Create a 60 to 90-Minute Playlist

Create your own custom playlist that’s one hour to 90-minutes. There’s no need for the song list to still be playing when you wake up halfway through the night. That’s a waste of battery power on your device.

Consider Music with Nature Sounds

Some people report sleeping better with white noise in the background, such as the hum of a fan or AC. Nature sounds like the tap of rainwater or the splashing of ocean waves have the same effect. There is instrumental music that incorporates the sounds of nature from areas like beaches and rainforests.

Experiment with Different Headphones

Headphones usually aren’t an issue if you sleep on your back with your head straight. However, they can get in the way for stomach and side sleepers.
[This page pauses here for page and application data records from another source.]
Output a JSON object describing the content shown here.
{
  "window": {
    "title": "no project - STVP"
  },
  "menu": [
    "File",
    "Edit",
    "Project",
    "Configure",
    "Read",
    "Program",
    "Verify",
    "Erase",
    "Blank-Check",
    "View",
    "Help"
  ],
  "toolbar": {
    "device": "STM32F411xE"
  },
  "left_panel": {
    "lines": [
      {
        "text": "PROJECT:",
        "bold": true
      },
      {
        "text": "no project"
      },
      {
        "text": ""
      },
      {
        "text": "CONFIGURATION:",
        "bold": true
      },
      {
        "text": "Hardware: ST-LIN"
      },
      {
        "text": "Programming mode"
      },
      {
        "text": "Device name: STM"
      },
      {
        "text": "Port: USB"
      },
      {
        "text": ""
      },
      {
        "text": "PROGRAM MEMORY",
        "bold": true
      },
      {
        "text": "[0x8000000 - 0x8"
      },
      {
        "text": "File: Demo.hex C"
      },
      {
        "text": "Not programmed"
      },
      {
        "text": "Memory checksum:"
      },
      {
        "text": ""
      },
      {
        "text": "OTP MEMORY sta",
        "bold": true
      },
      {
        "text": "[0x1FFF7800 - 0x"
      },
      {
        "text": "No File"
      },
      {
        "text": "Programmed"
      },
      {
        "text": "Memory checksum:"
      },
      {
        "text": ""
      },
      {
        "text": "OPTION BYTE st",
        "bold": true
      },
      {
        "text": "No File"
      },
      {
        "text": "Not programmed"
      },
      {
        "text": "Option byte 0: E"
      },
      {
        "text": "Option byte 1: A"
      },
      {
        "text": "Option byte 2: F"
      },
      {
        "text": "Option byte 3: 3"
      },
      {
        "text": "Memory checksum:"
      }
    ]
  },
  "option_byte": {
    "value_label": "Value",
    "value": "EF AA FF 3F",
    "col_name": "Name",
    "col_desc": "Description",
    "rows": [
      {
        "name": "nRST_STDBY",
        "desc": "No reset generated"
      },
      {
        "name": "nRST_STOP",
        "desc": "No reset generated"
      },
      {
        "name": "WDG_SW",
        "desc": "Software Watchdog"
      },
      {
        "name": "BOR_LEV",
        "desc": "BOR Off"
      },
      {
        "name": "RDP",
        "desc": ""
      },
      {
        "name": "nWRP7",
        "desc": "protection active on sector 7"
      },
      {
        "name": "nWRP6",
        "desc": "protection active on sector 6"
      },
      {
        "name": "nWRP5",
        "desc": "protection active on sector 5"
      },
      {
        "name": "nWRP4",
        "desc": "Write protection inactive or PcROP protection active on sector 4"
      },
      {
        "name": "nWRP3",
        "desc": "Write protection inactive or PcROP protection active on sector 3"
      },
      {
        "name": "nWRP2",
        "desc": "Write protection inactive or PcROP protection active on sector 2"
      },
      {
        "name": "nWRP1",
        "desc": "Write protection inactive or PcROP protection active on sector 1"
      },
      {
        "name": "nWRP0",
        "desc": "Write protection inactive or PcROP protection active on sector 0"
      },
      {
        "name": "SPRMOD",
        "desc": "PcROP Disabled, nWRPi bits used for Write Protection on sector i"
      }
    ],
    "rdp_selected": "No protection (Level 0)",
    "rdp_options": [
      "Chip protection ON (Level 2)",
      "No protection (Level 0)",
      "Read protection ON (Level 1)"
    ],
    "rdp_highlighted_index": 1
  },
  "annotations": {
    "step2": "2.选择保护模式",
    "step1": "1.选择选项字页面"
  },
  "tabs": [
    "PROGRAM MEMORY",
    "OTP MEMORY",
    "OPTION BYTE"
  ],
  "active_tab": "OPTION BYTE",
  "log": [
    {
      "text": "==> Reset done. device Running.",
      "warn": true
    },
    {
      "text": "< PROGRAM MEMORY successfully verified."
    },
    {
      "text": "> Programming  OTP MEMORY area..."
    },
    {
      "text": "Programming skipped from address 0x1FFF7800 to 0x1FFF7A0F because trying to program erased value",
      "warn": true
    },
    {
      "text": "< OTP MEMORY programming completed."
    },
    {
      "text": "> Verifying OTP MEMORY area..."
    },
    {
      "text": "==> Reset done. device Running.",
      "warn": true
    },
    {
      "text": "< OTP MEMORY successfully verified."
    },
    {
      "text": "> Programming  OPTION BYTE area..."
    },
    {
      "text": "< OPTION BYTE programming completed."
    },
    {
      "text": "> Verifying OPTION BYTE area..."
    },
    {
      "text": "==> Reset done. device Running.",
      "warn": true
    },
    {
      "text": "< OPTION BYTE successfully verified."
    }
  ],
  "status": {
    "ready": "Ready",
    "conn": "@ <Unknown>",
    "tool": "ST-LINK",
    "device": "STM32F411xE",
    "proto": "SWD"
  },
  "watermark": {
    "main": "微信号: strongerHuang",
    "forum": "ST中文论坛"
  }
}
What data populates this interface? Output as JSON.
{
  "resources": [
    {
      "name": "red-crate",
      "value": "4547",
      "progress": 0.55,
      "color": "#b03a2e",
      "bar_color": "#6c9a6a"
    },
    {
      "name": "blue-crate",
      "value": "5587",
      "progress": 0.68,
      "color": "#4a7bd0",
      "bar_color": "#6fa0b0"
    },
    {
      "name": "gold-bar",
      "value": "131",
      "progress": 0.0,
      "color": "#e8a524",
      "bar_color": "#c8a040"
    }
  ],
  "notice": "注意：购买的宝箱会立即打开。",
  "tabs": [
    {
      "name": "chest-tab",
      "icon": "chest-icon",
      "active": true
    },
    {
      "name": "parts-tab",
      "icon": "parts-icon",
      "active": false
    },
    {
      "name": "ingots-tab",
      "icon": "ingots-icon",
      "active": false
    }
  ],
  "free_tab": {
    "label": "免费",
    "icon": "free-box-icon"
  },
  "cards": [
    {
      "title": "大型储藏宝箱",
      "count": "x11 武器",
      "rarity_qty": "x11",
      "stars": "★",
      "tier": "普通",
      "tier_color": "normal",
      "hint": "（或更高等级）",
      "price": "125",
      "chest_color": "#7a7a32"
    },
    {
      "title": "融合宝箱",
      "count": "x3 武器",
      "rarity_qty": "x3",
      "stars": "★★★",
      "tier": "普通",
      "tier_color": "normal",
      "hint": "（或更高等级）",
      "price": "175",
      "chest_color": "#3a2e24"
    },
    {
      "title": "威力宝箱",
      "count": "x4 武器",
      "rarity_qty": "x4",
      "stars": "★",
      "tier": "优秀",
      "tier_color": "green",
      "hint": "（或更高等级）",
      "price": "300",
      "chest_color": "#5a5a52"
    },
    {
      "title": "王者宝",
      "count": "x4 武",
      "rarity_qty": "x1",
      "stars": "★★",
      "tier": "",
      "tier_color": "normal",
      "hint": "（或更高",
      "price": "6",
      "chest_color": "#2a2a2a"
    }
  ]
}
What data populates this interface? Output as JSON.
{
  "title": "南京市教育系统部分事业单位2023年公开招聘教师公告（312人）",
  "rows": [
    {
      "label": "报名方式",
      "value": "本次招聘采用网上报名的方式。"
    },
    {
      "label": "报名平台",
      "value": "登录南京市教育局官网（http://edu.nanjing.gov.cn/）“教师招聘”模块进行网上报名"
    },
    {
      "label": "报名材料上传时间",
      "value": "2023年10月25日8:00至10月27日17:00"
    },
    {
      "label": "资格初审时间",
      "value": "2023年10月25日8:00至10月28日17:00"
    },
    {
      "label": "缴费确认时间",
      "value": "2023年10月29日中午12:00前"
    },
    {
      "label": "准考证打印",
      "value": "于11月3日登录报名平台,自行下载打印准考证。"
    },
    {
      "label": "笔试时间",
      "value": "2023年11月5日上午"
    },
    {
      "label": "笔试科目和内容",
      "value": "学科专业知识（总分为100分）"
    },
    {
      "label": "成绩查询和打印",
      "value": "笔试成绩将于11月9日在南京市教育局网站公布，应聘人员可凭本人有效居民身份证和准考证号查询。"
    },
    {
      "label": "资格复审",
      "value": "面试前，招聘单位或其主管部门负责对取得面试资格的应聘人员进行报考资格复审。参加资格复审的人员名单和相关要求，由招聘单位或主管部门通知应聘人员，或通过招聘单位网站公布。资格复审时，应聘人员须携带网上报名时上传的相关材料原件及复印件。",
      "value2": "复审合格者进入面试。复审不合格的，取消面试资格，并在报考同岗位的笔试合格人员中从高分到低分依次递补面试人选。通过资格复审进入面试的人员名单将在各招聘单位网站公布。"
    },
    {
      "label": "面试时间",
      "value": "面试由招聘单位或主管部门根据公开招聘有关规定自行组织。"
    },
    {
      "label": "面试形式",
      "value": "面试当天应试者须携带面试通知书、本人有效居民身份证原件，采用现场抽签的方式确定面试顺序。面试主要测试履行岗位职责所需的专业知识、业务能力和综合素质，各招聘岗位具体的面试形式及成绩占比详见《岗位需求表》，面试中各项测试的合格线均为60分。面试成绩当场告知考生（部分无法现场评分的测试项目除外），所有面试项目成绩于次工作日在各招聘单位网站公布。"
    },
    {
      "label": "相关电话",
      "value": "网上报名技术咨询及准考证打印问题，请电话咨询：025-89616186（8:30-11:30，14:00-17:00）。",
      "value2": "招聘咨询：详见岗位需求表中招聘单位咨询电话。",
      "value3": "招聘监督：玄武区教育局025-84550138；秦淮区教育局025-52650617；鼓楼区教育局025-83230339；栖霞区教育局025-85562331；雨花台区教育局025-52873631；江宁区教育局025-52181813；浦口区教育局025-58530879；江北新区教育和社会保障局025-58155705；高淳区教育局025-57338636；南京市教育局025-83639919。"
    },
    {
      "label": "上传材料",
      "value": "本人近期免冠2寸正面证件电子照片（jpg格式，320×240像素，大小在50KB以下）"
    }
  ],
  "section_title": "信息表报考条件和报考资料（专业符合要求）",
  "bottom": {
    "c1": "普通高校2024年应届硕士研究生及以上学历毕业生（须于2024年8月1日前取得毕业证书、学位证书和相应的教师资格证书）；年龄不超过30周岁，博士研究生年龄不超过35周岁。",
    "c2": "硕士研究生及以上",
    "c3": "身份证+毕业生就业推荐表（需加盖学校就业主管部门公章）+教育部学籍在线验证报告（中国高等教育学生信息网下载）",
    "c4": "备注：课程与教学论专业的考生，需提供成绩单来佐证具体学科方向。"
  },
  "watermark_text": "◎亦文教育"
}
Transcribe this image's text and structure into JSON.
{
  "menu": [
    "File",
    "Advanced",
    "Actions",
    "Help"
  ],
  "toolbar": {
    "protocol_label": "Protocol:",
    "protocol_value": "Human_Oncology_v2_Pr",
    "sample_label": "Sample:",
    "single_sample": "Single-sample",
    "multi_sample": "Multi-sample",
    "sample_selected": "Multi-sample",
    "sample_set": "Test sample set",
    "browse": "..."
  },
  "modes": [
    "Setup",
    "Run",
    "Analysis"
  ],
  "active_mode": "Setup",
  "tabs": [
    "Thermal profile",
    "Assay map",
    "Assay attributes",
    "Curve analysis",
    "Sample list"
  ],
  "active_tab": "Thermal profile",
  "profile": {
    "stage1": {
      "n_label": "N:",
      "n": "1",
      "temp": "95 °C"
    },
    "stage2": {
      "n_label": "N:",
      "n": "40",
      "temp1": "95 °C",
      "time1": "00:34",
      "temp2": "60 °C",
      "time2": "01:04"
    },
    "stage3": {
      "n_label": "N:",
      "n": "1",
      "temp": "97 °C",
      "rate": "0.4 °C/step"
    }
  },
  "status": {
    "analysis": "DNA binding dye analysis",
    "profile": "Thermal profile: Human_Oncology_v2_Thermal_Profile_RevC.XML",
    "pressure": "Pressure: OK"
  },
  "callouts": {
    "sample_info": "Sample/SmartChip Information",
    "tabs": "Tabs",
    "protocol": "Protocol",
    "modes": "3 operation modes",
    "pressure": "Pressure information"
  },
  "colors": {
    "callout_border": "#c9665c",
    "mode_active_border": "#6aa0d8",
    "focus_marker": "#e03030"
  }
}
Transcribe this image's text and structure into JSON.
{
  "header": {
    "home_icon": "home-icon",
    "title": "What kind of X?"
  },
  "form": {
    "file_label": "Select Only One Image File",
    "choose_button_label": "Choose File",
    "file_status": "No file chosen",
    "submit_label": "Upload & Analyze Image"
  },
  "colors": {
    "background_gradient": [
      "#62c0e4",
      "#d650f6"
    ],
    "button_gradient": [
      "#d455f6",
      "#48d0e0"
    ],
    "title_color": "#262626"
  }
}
Earphones aren’t that much better as they may feel uncomfortable after wear for an extended period. If you need to use headphones, we recommend smaller ones that don’t get too much in the way if you press the side of your head against the pillow.

See also: Why Do You Need a Good Night’s Sleep?

Prioritize a Good Night’s Sleep

We can’t stress the importance of consistently getting good quality sleep for your overall health. If you’re not sleeping well for any reason, get assistance from a sleep specialist in Lafayette, LA. Music is one way that may help some people sleep, but for others, professional help may be in order. If you believe you fall into the latter, take our 1-minute sleep assessment and contact SleepWell Louisiana for a consultation.